“G. B. Shaw: Back in Town,” a Shaw Conference at University College Dublin in Dublin, Ireland is co-sponsored by University College Dublin & the International Shaw Society.
This conference is focused on Shaw’s return to Dublin, so to speak, to revisit his Irish identity, and papers discussing his Irish qualities, interrelationships with other Irish, and contributions to Ireland would be welcomed, along with testimony to his stature in and influence on world drama, and other topics as well.
Papers (maximum of twenty minutes per talk) may be written from any critical perspective. Abstracts of approximately 300 words should be submitted to firstname.lastname@example.org for consideration, along with a c.v and brief letter of introduction, by 27 January 2012.
To apply for travel grant applications and for more information about the conference, please see the Shaw Society website here.
VISAWUS 2012 - Victorian Transnationalism: The Atlantic Legacy in the Long 19th Century, 11-13 October 2012
The Victorian Interdisciplinary Studies Association of the Western United States (VISAWUS) announces its 17th annual conference to be held 11-13 October 2012 on the campus of SUNY Plattsburgh in Plattsburgh, NY.
The focus of this year's conference is Victorian Transnationalism, with particular emphasis on the Atlantic legacy in the long 19th century. As the site of a decisive American victory in the War of 1812, Plattsburgh is a testament to the fraught history of the “special relationships” between Britain and her neighbors across the pond. The town is home to an annual re-enactment of the Battle of Plattsburgh as well as historical sites relevant for scholars of the nineteenth century.
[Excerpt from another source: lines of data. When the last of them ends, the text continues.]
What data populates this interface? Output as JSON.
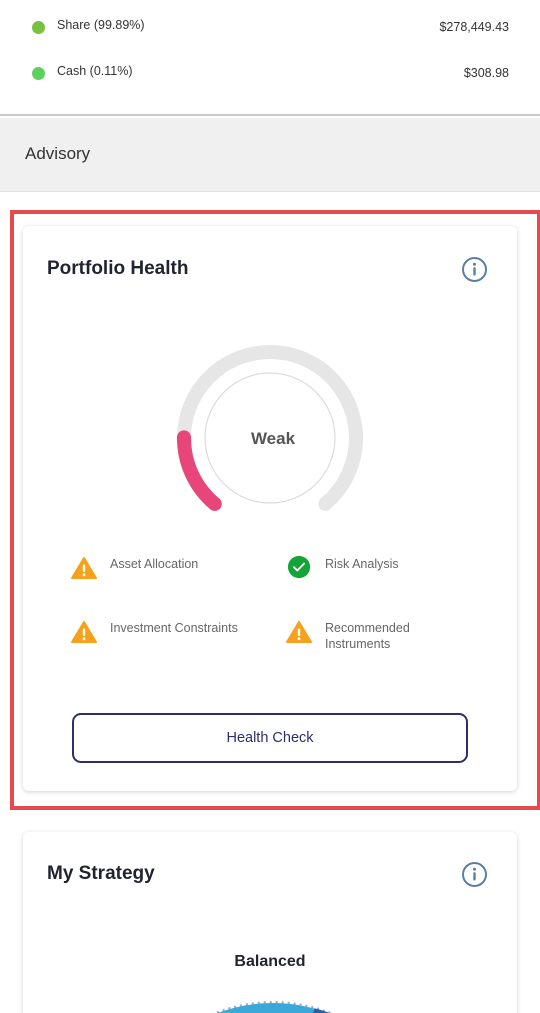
{
  "assets": [
    {
      "label": "Share (99.89%)",
      "value": "$278,449.43",
      "color": "#7ac142"
    },
    {
      "label": "Cash (0.11%)",
      "value": "$308.98",
      "color": "#5ed05e"
    }
  ],
  "advisory": {
    "title": "Advisory"
  },
  "portfolio_health": {
    "title": "Portfolio Health",
    "info_icon": "info-icon",
    "status": "Weak",
    "progress": 0.18,
    "status_color": "#e8457a",
    "items": [
      {
        "label": "Asset Allocation",
        "state": "warning"
      },
      {
        "label": "Risk Analysis",
        "state": "ok"
      },
      {
        "label": "Investment Constraints",
        "state": "warning"
      },
      {
        "label": "Recommended Instruments",
        "state": "warning"
      }
    ],
    "button_label": "Health Check"
  },
  "strategy": {
    "title": "My Strategy",
    "info_icon": "info-icon",
    "profile": "Balanced"
  },
  "colors": {
    "warning": "#f4a21e",
    "ok": "#13a538",
    "accent": "#2c2f6b",
    "highlight": "#e8494f"
  }
}
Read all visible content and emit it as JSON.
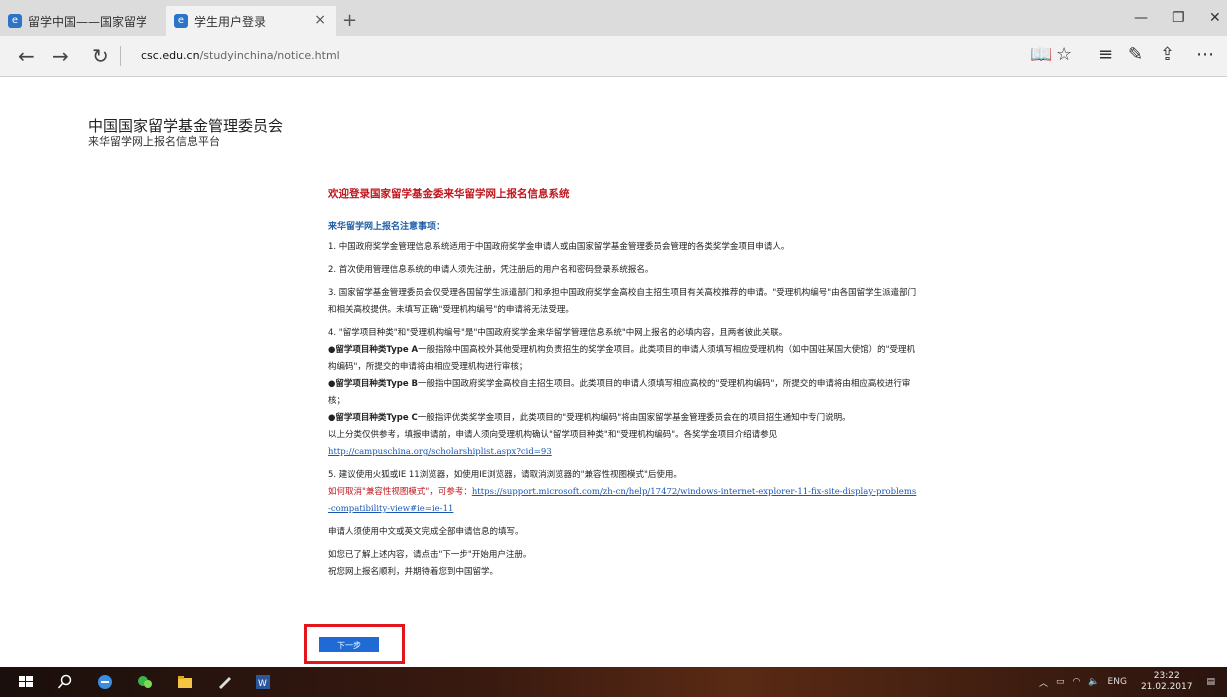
{
  "browser": {
    "tabs": [
      {
        "title": "留学中国——国家留学基金!",
        "active": false
      },
      {
        "title": "学生用户登录",
        "active": true
      }
    ],
    "new_tab": "+",
    "close": "×",
    "url_host": "csc.edu.cn",
    "url_path": "/studyinchina/notice.html"
  },
  "site": {
    "title": "中国国家留学基金管理委员会",
    "subtitle": "来华留学网上报名信息平台"
  },
  "content": {
    "welcome": "欢迎登录国家留学基金委来华留学网上报名信息系统",
    "notice_heading": "来华留学网上报名注意事项：",
    "p1": "1. 中国政府奖学金管理信息系统适用于中国政府奖学金申请人或由国家留学基金管理委员会管理的各类奖学金项目申请人。",
    "p2": "2. 首次使用管理信息系统的申请人须先注册，凭注册后的用户名和密码登录系统报名。",
    "p3": "3. 国家留学基金管理委员会仅受理各国留学生派遣部门和承担中国政府奖学金高校自主招生项目有关高校推荐的申请。\"受理机构编号\"由各国留学生派遣部门和相关高校提供。未填写正确\"受理机构编号\"的申请将无法受理。",
    "p4": "4. \"留学项目种类\"和\"受理机构编号\"是\"中国政府奖学金来华留学管理信息系统\"中网上报名的必填内容，且两者彼此关联。",
    "typeA_label": "●留学项目种类Type A",
    "typeA_text": "一般指除中国高校外其他受理机构负责招生的奖学金项目。此类项目的申请人须填写相应受理机构（如中国驻某国大使馆）的\"受理机构编码\"，所提交的申请将由相应受理机构进行审核；",
    "typeB_label": "●留学项目种类Type B",
    "typeB_text": "一般指中国政府奖学金高校自主招生项目。此类项目的申请人须填写相应高校的\"受理机构编码\"，所提交的申请将由相应高校进行审核；",
    "typeC_label": "●留学项目种类Type C",
    "typeC_text": "一般指评优类奖学金项目，此类项目的\"受理机构编码\"将由国家留学基金管理委员会在的项目招生通知中专门说明。",
    "ref_text": "以上分类仅供参考，填报申请前，申请人须向受理机构确认\"留学项目种类\"和\"受理机构编码\"。各奖学金项目介绍请参见",
    "ref_link": "http://campuschina.org/scholarshiplist.aspx?cid=93",
    "p5": "5. 建议使用火狐或IE 11浏览器，如使用IE浏览器，请取消浏览器的\"兼容性视图模式\"后使用。",
    "compat_red": "如何取消\"兼容性视图模式\"，可参考：",
    "compat_link": "https://support.microsoft.com/zh-cn/help/17472/windows-internet-explorer-11-fix-site-display-problems-compatibility-view#ie=ie-11",
    "language_note": "申请人须使用中文或英文完成全部申请信息的填写。",
    "next_note": "如您已了解上述内容，请点击\"下一步\"开始用户注册。",
    "wish": "祝您网上报名顺利，并期待着您到中国留学。",
    "next_button": "下一步"
  },
  "taskbar": {
    "lang": "ENG",
    "time": "23:22",
    "date": "21.02.2017"
  }
}
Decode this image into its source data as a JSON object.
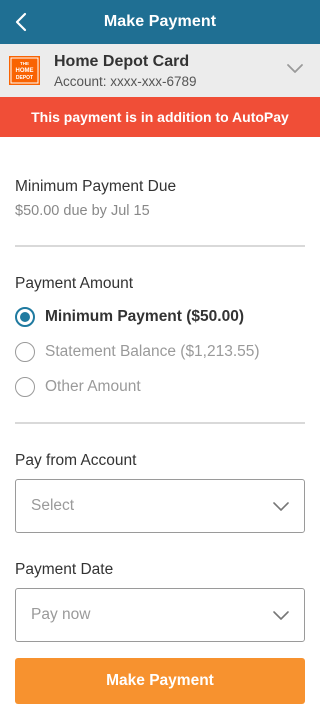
{
  "header": {
    "title": "Make Payment",
    "back_icon": "chevron-left-icon",
    "background": "#1f6f93"
  },
  "account": {
    "name": "Home Depot Card",
    "number": "Account: xxxx-xxx-6789",
    "logo_icon": "home-depot-logo",
    "logo_text": "THE HOME DEPOT",
    "chevron_icon": "chevron-down-icon"
  },
  "alert": {
    "text": "This payment is in addition to AutoPay",
    "color": "#f04e37"
  },
  "minimum_due": {
    "title": "Minimum Payment Due",
    "detail": "$50.00 due by Jul 15"
  },
  "payment_amount": {
    "title": "Payment Amount",
    "options": [
      {
        "label": "Minimum Payment ($50.00)",
        "selected": true
      },
      {
        "label": "Statement Balance ($1,213.55)",
        "selected": false
      },
      {
        "label": "Other Amount",
        "selected": false
      }
    ],
    "accent": "#1f7aa0"
  },
  "pay_from": {
    "title": "Pay from Account",
    "value": "Select"
  },
  "payment_date": {
    "title": "Payment Date",
    "value": "Pay now"
  },
  "submit": {
    "label": "Make Payment",
    "color": "#f7922f"
  }
}
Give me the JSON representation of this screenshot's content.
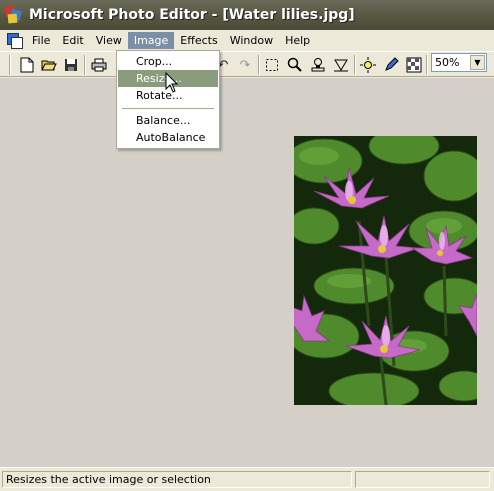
{
  "window": {
    "title": "Microsoft Photo Editor - [Water lilies.jpg]"
  },
  "menubar": {
    "items": [
      {
        "label": "File",
        "name": "menu-file"
      },
      {
        "label": "Edit",
        "name": "menu-edit"
      },
      {
        "label": "View",
        "name": "menu-view"
      },
      {
        "label": "Image",
        "name": "menu-image",
        "active": true
      },
      {
        "label": "Effects",
        "name": "menu-effects"
      },
      {
        "label": "Window",
        "name": "menu-window"
      },
      {
        "label": "Help",
        "name": "menu-help"
      }
    ]
  },
  "image_menu": {
    "items": [
      "Crop...",
      "Resize...",
      "Rotate...",
      "Balance...",
      "AutoBalance"
    ],
    "highlighted": "Resize..."
  },
  "toolbar": {
    "zoom_value": "50%",
    "icons": [
      "new-icon",
      "open-icon",
      "save-icon",
      "print-icon",
      "undo-icon",
      "redo-icon",
      "select-icon",
      "zoom-icon",
      "stamp-icon",
      "cutout-icon",
      "effects-icon",
      "pen-icon",
      "transparent-icon"
    ]
  },
  "statusbar": {
    "message": "Resizes the active image or selection"
  },
  "colors": {
    "title_bar": "#55553f",
    "menu_highlight": "#8b9c7d",
    "workspace": "#D4D0C8"
  }
}
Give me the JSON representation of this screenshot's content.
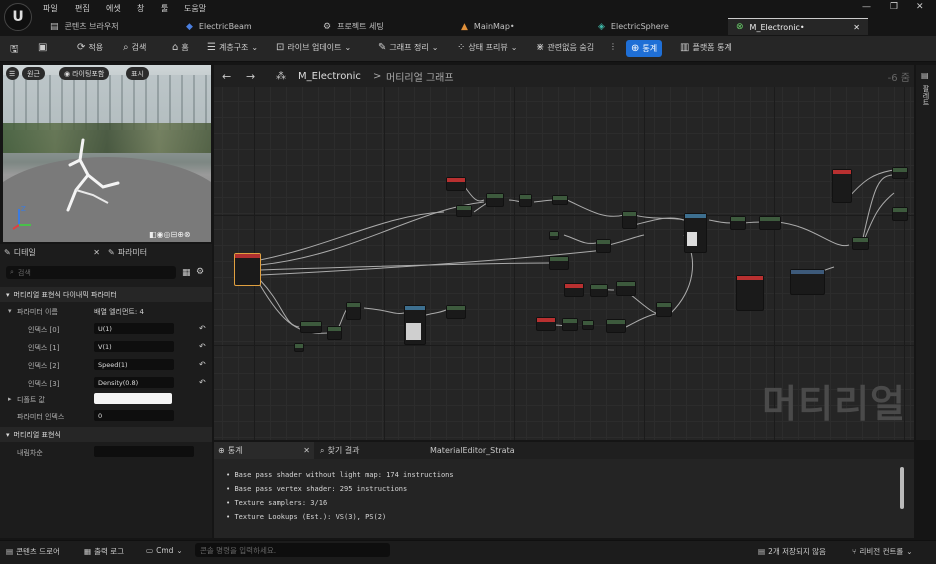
{
  "menu": {
    "items": [
      "파일",
      "편집",
      "에셋",
      "창",
      "툴",
      "도움말"
    ]
  },
  "tabs": [
    {
      "label": "콘텐츠 브라우저",
      "icon": "folder-icon"
    },
    {
      "label": "ElectricBeam",
      "icon": "niagara-icon"
    },
    {
      "label": "프로젝트 세팅",
      "icon": "gear-icon"
    },
    {
      "label": "MainMap•",
      "icon": "map-icon"
    },
    {
      "label": "ElectricSphere",
      "icon": "niagara-icon"
    },
    {
      "label": "M_Electronic•",
      "icon": "material-icon",
      "active": true
    }
  ],
  "toolbar": {
    "apply": "적용",
    "browse": "검색",
    "home": "홈",
    "hierarchy": "계층구조",
    "live_update": "라이브 업데이트",
    "clean_graph": "그래프 정리",
    "state_preview": "상태 프리뷰",
    "hide_unrelated": "관련없음 숨김",
    "stats": "통계",
    "platform_stats": "플랫폼 통계"
  },
  "viewport": {
    "pill1": "원근",
    "pill2": "라이팅포함",
    "pill3": "표시"
  },
  "details": {
    "tab1": "디테일",
    "tab2": "파라미터",
    "search_placeholder": "검색",
    "section1": "머티리얼 표현식 다이내믹 파라미터",
    "param_names_label": "파라미터 이름",
    "param_names_value": "배열 엘리먼트: 4",
    "rows": [
      {
        "label": "인덱스 [0]",
        "value": "U(1)"
      },
      {
        "label": "인덱스 [1]",
        "value": "V(1)"
      },
      {
        "label": "인덱스 [2]",
        "value": "Speed(1)"
      },
      {
        "label": "인덱스 [3]",
        "value": "Density(0.8)"
      }
    ],
    "default_label": "디폴트 값",
    "param_index_label": "파라미터 인덱스",
    "param_index_value": "0",
    "section2": "머티리얼 표현식",
    "desc_label": "내림차순"
  },
  "graph": {
    "back": "←",
    "forward": "→",
    "asset": "M_Electronic",
    "separator": ">",
    "breadcrumb": "머티리얼 그래프",
    "zoom": "-6 줌",
    "watermark": "머티리얼"
  },
  "right_strip": {
    "label": "팔레트"
  },
  "stats": {
    "tab": "통계",
    "find_tab": "찾기 결과",
    "strata_tab": "MaterialEditor_Strata",
    "lines": [
      "Base pass shader without light map: 174 instructions",
      "Base pass vertex shader: 295 instructions",
      "Texture samplers: 3/16",
      "Texture Lookups (Est.): VS(3), PS(2)"
    ]
  },
  "statusbar": {
    "content_drawer": "콘텐츠 드로어",
    "output_log": "출력 로그",
    "cmd": "Cmd",
    "cmd_placeholder": "콘솔 명령을 입력하세요.",
    "unsaved": "2개 저장되지 않음",
    "revision": "리비전 컨트롤"
  }
}
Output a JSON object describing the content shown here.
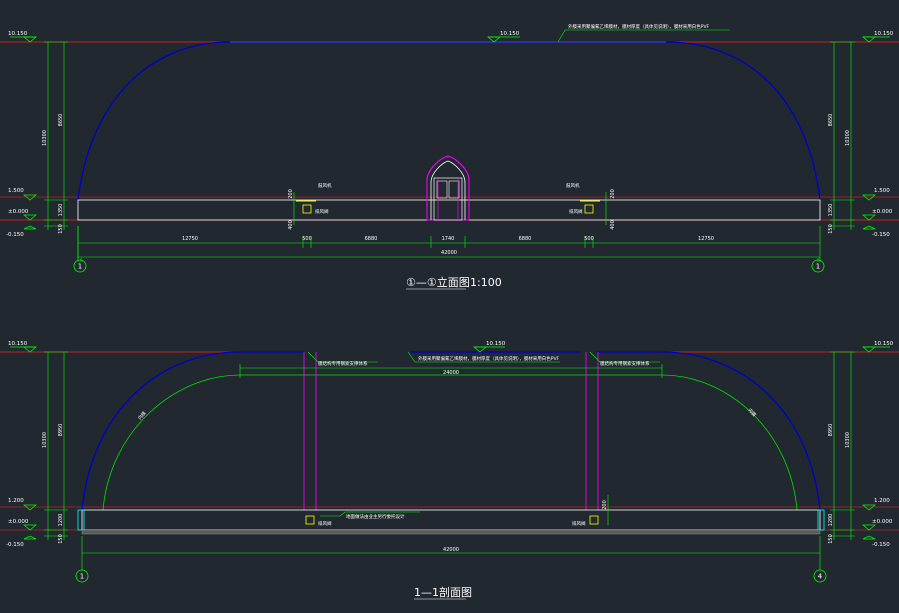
{
  "colors": {
    "background": "#212830",
    "dimension": "#00ff00",
    "level_line": "#ff2020",
    "outline": "#ffffff",
    "arch": "#0000c8",
    "inner_arch": "#00e000",
    "door_frame": "#ff00ff",
    "equipment": "#ffff00",
    "skirt": "#00ffff"
  },
  "elevation": {
    "title": "①—①立面图",
    "scale": "1:100",
    "levels": {
      "top_left": "10.150",
      "top_mid": "10.150",
      "top_right": "10.150",
      "l1500_left": "1.500",
      "l1500_right": "1.500",
      "zero_left": "±0.000",
      "zero_right": "±0.000",
      "neg_left": "-0.150",
      "neg_right": "-0.150"
    },
    "vertical_dims": {
      "total_left": "10300",
      "total_right": "10300",
      "arch_left": "8650",
      "arch_right": "8650",
      "base_left": "1350",
      "base_right": "1350",
      "foot_left": "150",
      "foot_right": "150",
      "equip_upper_left": "200",
      "equip_lower_left": "400",
      "equip_upper_right": "200",
      "equip_lower_right": "400"
    },
    "horizontal_dims": [
      "12750",
      "500",
      "6880",
      "1740",
      "6880",
      "500",
      "12750"
    ],
    "total_width": "42000",
    "labels": {
      "roof_note": "外膜采用聚偏氟乙烯膜材，膜材厚度（具体见说明），膜材采用白色PVF",
      "fan_left": "鼓风机",
      "fan_right": "鼓风机",
      "vent_left": "排风阀",
      "vent_right": "排风阀"
    },
    "axes": [
      "1",
      "1"
    ]
  },
  "section": {
    "title": "1—1剖面图",
    "levels": {
      "top_left": "10.150",
      "top_mid": "10.150",
      "top_right": "10.150",
      "l1200_left": "1.200",
      "l1200_right": "1.200",
      "zero_left": "±0.000",
      "zero_right": "±0.000",
      "neg_left": "-0.150",
      "neg_right": "-0.150"
    },
    "vertical_dims": {
      "total_left": "10300",
      "total_right": "10300",
      "arch_left": "8950",
      "arch_right": "8950",
      "base_left": "1200",
      "base_right": "1200",
      "foot_left": "150",
      "foot_right": "150",
      "equip_right": "200"
    },
    "inner_span": "24000",
    "total_width": "42000",
    "labels": {
      "roof_note": "外膜采用聚偏氟乙烯膜材，膜材厚度（具体见说明），膜材采用白色PVF",
      "support_left": "膜结构专用钢索支撑体系",
      "support_right": "膜结构专用钢索支撑体系",
      "arch_left": "内膜",
      "arch_right": "内膜",
      "foundation": "地面做法由业主另行委托设计",
      "vent_left": "排风阀",
      "vent_right": "排风阀"
    },
    "axes": [
      "1",
      "4"
    ]
  }
}
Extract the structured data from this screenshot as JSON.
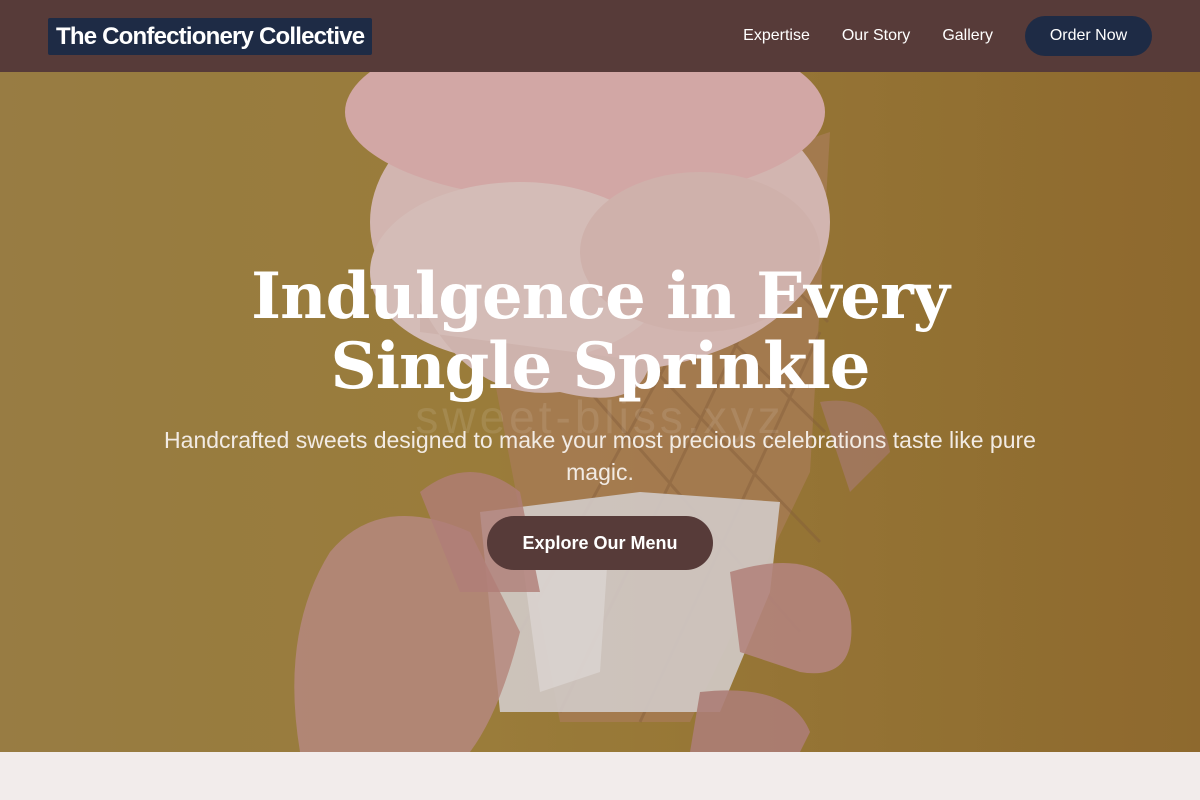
{
  "nav": {
    "brand": "The Confectionery Collective",
    "links": [
      "Expertise",
      "Our Story",
      "Gallery"
    ],
    "cta": "Order Now"
  },
  "hero": {
    "title_line1": "Indulgence in Every",
    "title_line2": "Single Sprinkle",
    "watermark": "sweet-bliss.xyz",
    "subtitle": "Handcrafted sweets designed to make your most precious celebrations taste like pure magic.",
    "cta": "Explore Our Menu"
  },
  "colors": {
    "nav_bg": "#573b39",
    "brand_bg": "#1e2b45",
    "cta_bg": "#573b39",
    "hero_bg": "#a8883e",
    "page_bg": "#f2eceb"
  }
}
We encourage papers across all disciplines exploring various aspects of the relations among and between the UK, Canada, the US, and other nations and regions across the Americas.
Email 300-word abstracts and a 1-page CV (name on BOTH) to Genie Babb at email@example.com by 5 March 2012. For further information on the conference, visit the VISAWUS website here.
“The Ends of History,” Special Issue of Victorian Studies
In the 1980s and 1990s, literary critics and historians occupied a relatively integrated conceptual space through the rise of cultural studies and the “new historicism.” If this interdisciplinary framework was never seamless, “historicization” nonetheless represented a critical project equally palpable to history and literary criticism. The last decade or so, however, has found many critics seeking the revival of form as a key axis for literary study as against a perceived overemphasis on (or reduction to) historical context or ideological content. An early catalyst, MLQ’s 2000 special issue on the topic found Susan Wolfson attempting to “rehabilitate formalist criticism” without simply “cross-dressing it as a version of historicist criticism.” More recently, Sharon Marcus and Stephen Best’s 2010 special issue in Representations questioned the Jamesonian “political unconscious” while opposing the reading of “surfaces” to that of “symptoms,” thus inviting a rigorous rethinking of the mandate to “always historicize.” In a more polemical vein, Rita Felski’s essay “After Suspicion” and her lecture “Context Stinks!” appear to equate historicism with suspicious reading and to find both irreconcilable with the need to “respect . . . what is in plain view.” Still other critics urge “distant reading”: methods like Franco Moretti’s turn to graphs, maps, trees, and (more recently) network theory; or Heather Love’s Latour-inspired “descriptive turn.” Latour’s critiques of “suspicious” reading and “context” have exercised enormous influence across the fields of social-scientific and historical studies (for example, Tim Mitchell, Rule of Experts, and Tom Bender and Igancio Farias, eds., Urban Assemblages). This “descriptive turn” has its own advocates in the historical social sciences which may also provoke questions about what kind of historical analysis befits the formalist exploration of texts (literary and otherwise) and vice versa.
While defenders of suspicion have already come forward (for example, John Kucich, “Unfinished”), this special issue invites essays that take a somewhat different tack. Rather than positions for or against neoformalist, “surface,” and “descriptive” critical practices, the essays we seek will ask what these discussions portend for Victorianist historicism. We ask: Need the turn toward form be a turn away from history and, if so, what does it mean to pursue “Victorian” studies ahistorically or posthistorically? What is the legacy of the “new historicism” and is it incompatible with “what is in plain view”? Do historical writings embed their own hermeneutic instructions independently of critics’ distinctions between depth and surface, close and distant reading? What does history tell us about formalism and what does form tell us about history and historicism? In what new relation to each other are literary studies and history to stand in the wake of a formalist turn?
The deadline for submissions is September 15, 2012. Essays of not more than 8,000 words (including endnotes) should be prepared in MLA Style. We encourage submissions not only from literary scholars and historians, but from those in any field (including, for instance, the history of art or of science) whose work engages with relevant questions and issues. Submissions and inquiries should be sent directly to both of the issue’s guest editors by email attachment.
Lauren M. E. Goodlad, University of Illinois, firstname.lastname@example.org
Andrew Sartori, New York University, email@example.com